[Input]:
###

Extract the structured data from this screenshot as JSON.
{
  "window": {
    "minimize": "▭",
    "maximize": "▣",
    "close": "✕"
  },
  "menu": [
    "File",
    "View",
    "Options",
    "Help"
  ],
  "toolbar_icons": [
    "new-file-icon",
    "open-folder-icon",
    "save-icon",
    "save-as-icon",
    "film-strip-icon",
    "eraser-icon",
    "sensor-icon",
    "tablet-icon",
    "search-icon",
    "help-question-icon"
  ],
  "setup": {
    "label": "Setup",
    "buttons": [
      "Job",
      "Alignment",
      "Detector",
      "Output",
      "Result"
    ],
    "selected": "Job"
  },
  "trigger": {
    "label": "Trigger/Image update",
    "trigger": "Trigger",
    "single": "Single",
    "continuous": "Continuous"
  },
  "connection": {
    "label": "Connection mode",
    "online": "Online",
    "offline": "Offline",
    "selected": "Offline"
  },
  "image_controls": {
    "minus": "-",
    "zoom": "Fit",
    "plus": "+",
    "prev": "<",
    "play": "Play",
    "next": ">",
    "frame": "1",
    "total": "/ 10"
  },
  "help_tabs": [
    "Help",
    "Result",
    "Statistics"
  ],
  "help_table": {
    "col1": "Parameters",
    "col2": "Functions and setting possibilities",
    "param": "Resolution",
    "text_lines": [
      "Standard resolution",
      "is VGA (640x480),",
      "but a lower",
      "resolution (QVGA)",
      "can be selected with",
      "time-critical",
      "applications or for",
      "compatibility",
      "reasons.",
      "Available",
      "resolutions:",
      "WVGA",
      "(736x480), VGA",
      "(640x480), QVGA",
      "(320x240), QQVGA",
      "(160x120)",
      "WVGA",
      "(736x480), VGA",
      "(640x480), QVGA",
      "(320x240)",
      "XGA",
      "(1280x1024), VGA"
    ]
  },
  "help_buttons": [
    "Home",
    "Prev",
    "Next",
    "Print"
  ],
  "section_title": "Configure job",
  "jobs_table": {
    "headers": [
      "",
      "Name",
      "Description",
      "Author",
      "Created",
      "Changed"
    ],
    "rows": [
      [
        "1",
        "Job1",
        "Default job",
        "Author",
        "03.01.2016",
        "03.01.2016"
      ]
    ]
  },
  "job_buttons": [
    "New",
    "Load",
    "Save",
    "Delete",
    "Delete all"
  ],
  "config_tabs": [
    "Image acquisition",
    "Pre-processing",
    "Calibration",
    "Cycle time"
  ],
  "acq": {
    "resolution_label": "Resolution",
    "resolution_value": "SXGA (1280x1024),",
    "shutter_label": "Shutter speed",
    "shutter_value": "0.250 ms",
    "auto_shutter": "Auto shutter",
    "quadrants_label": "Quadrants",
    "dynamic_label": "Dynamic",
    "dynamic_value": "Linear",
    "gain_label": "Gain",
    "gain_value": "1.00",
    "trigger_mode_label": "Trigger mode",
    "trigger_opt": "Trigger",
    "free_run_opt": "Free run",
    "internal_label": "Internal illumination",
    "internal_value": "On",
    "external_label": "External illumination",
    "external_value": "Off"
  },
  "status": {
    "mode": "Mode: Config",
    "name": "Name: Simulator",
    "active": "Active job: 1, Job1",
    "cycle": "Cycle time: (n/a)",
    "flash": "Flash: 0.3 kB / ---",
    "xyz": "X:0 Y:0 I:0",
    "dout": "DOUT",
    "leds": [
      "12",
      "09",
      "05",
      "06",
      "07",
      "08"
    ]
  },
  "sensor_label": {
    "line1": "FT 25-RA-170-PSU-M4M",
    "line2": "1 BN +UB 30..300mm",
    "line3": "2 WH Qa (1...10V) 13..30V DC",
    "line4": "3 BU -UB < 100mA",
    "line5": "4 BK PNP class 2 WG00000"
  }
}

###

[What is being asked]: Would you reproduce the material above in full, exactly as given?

[Answer for this exercise]:
Extract the structured data from this screenshot as JSON.
{
  "window": {
    "minimize": "▭",
    "maximize": "▣",
    "close": "✕"
  },
  "menu": [
    "File",
    "View",
    "Options",
    "Help"
  ],
  "toolbar_icons": [
    "new-file-icon",
    "open-folder-icon",
    "save-icon",
    "save-as-icon",
    "film-strip-icon",
    "eraser-icon",
    "sensor-icon",
    "tablet-icon",
    "search-icon",
    "help-question-icon"
  ],
  "setup": {
    "label": "Setup",
    "buttons": [
      "Job",
      "Alignment",
      "Detector",
      "Output",
      "Result"
    ],
    "selected": "Job"
  },
  "trigger": {
    "label": "Trigger/Image update",
    "trigger": "Trigger",
    "single": "Single",
    "continuous": "Continuous"
  },
  "connection": {
    "label": "Connection mode",
    "online": "Online",
    "offline": "Offline",
    "selected": "Offline"
  },
  "image_controls": {
    "minus": "-",
    "zoom": "Fit",
    "plus": "+",
    "prev": "<",
    "play": "Play",
    "next": ">",
    "frame": "1",
    "total": "/ 10"
  },
  "help_tabs": [
    "Help",
    "Result",
    "Statistics"
  ],
  "help_table": {
    "col1": "Parameters",
    "col2": "Functions and setting possibilities",
    "param": "Resolution",
    "text_lines": [
      "Standard resolution",
      "is VGA (640x480),",
      "but a lower",
      "resolution (QVGA)",
      "can be selected with",
      "time-critical",
      "applications or for",
      "compatibility",
      "reasons.",
      "Available",
      "resolutions:",
      "WVGA",
      "(736x480), VGA",
      "(640x480), QVGA",
      "(320x240), QQVGA",
      "(160x120)",
      "WVGA",
      "(736x480), VGA",
      "(640x480), QVGA",
      "(320x240)",
      "XGA",
      "(1280x1024), VGA"
    ]
  },
  "help_buttons": [
    "Home",
    "Prev",
    "Next",
    "Print"
  ],
  "section_title": "Configure job",
  "jobs_table": {
    "headers": [
      "",
      "Name",
      "Description",
      "Author",
      "Created",
      "Changed"
    ],
    "rows": [
      [
        "1",
        "Job1",
        "Default job",
        "Author",
        "03.01.2016",
        "03.01.2016"
      ]
    ]
  },
  "job_buttons": [
    "New",
    "Load",
    "Save",
    "Delete",
    "Delete all"
  ],
  "config_tabs": [
    "Image acquisition",
    "Pre-processing",
    "Calibration",
    "Cycle time"
  ],
  "acq": {
    "resolution_label": "Resolution",
    "resolution_value": "SXGA (1280x1024),",
    "shutter_label": "Shutter speed",
    "shutter_value": "0.250 ms",
    "auto_shutter": "Auto shutter",
    "quadrants_label": "Quadrants",
    "dynamic_label": "Dynamic",
    "dynamic_value": "Linear",
    "gain_label": "Gain",
    "gain_value": "1.00",
    "trigger_mode_label": "Trigger mode",
    "trigger_opt": "Trigger",
    "free_run_opt": "Free run",
    "internal_label": "Internal illumination",
    "internal_value": "On",
    "external_label": "External illumination",
    "external_value": "Off"
  },
  "status": {
    "mode": "Mode: Config",
    "name": "Name: Simulator",
    "active": "Active job: 1, Job1",
    "cycle": "Cycle time: (n/a)",
    "flash": "Flash: 0.3 kB / ---",
    "xyz": "X:0 Y:0 I:0",
    "dout": "DOUT",
    "leds": [
      "12",
      "09",
      "05",
      "06",
      "07",
      "08"
    ]
  },
  "sensor_label": {
    "line1": "FT 25-RA-170-PSU-M4M",
    "line2": "1 BN +UB 30..300mm",
    "line3": "2 WH Qa (1...10V) 13..30V DC",
    "line4": "3 BU -UB < 100mA",
    "line5": "4 BK PNP class 2 WG00000"
  }
}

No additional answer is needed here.